DATA FOR REVIEW START

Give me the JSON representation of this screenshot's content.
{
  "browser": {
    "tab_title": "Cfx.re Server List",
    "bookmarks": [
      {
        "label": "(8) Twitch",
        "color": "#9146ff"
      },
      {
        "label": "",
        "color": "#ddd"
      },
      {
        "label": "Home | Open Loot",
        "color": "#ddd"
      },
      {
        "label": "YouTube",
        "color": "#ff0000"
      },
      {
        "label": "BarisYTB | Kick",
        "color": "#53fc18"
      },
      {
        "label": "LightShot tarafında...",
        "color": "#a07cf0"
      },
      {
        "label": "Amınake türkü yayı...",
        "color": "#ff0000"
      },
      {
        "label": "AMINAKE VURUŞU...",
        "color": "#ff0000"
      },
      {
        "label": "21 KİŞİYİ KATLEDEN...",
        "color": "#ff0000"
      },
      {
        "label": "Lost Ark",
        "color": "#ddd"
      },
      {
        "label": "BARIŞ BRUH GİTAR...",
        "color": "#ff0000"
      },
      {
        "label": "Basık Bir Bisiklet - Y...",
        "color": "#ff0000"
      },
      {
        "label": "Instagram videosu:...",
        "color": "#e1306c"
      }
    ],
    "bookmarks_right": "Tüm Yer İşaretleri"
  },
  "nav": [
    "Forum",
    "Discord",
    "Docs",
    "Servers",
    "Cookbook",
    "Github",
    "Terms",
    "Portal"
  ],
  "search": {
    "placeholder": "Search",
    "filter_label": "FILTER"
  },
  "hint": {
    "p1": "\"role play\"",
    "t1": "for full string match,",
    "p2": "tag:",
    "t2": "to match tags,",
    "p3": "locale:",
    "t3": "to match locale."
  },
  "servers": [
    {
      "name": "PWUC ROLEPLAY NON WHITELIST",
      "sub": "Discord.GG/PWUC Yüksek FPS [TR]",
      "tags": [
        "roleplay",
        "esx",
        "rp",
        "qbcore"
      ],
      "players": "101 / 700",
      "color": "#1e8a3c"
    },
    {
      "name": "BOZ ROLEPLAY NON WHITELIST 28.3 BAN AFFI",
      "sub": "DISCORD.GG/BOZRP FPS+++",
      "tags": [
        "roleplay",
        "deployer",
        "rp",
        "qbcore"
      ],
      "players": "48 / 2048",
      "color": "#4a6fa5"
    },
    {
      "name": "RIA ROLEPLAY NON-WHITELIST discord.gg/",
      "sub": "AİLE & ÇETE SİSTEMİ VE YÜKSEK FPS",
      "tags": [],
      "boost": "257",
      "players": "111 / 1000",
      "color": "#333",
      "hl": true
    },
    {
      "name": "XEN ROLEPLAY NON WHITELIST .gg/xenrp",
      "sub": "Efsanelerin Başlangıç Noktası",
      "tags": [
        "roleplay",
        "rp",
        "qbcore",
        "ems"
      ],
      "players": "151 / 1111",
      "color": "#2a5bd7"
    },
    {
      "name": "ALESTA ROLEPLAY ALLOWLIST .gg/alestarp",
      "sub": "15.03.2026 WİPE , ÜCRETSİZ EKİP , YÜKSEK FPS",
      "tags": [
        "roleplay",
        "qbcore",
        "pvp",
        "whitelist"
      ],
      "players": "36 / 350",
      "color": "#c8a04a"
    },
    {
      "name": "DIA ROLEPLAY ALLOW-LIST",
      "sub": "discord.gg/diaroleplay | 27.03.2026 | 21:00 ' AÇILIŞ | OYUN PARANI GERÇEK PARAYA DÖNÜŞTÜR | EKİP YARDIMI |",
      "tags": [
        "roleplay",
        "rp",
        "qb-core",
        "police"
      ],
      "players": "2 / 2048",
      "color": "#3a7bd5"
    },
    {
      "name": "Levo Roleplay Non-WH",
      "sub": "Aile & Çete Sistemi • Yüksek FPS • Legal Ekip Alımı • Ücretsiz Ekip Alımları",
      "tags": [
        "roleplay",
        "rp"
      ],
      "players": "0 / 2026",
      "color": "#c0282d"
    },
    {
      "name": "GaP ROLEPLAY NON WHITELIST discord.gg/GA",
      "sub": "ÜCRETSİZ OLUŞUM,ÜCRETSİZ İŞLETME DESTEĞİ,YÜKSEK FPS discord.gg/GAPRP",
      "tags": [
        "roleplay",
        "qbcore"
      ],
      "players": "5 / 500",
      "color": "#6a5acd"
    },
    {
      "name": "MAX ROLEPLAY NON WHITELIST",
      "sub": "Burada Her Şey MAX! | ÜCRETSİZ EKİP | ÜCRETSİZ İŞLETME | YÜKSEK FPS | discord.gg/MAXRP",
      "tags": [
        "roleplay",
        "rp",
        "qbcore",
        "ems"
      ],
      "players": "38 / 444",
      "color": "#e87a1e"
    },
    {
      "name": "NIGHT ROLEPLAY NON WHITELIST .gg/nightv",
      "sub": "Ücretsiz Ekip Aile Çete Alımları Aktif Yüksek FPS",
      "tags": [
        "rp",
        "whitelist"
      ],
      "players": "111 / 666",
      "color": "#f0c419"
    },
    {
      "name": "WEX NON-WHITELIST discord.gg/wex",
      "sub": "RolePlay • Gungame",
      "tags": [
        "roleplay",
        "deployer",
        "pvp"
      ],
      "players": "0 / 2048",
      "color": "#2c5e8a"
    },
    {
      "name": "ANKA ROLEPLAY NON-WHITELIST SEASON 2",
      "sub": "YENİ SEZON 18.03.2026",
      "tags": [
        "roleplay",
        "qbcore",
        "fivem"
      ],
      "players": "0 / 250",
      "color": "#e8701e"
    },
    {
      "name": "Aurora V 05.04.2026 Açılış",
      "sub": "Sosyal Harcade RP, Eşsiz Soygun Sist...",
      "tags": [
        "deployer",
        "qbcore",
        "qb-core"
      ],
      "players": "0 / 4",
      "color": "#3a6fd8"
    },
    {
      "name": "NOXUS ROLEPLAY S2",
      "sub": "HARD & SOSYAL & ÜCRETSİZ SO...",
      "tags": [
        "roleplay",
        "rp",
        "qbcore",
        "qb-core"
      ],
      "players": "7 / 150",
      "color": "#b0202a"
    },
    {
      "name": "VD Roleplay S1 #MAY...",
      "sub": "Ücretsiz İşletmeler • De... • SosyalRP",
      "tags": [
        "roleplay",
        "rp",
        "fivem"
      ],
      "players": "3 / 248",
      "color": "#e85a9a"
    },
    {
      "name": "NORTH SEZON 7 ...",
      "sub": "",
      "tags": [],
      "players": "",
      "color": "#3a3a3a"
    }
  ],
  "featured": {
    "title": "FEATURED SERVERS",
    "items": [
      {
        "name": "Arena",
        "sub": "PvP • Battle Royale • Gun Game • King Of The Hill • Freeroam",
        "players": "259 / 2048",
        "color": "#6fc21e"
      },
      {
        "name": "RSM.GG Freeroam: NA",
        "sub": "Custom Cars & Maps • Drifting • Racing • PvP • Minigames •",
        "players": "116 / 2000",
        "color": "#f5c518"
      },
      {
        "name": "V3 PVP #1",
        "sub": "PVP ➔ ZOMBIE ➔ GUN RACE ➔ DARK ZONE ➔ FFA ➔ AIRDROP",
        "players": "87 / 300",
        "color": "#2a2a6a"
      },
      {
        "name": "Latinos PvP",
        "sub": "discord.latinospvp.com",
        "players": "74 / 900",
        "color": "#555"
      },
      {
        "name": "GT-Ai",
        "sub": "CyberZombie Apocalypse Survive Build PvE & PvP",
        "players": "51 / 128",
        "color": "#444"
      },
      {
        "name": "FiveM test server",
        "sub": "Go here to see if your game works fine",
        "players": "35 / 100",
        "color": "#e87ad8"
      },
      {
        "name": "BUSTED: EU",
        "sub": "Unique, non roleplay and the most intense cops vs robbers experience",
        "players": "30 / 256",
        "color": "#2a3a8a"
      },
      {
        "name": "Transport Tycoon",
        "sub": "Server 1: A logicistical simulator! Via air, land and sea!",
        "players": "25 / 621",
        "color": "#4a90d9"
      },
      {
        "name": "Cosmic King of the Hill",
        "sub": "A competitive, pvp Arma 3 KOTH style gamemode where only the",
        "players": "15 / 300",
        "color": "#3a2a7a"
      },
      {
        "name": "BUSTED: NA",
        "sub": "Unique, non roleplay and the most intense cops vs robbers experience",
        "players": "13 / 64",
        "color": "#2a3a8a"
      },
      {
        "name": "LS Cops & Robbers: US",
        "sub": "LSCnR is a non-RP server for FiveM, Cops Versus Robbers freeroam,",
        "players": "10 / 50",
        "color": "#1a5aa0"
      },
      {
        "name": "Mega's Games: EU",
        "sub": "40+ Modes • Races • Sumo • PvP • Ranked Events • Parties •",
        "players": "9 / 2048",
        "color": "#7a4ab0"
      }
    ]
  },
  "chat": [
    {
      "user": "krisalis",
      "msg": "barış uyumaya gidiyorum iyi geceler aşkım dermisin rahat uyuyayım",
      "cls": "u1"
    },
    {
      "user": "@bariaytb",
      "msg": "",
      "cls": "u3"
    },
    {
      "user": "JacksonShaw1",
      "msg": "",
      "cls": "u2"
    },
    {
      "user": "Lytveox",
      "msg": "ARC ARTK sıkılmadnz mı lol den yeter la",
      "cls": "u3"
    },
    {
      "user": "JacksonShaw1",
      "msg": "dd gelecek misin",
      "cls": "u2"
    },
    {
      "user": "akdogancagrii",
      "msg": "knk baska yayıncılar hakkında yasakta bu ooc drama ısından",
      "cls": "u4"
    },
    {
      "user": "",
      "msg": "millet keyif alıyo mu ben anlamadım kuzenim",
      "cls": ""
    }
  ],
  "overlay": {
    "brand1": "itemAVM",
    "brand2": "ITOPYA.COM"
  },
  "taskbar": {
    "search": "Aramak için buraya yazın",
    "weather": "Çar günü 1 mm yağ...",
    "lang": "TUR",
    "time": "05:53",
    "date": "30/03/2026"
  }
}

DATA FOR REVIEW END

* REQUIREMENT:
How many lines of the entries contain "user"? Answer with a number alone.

* OUTPUT OF THE TASK:
7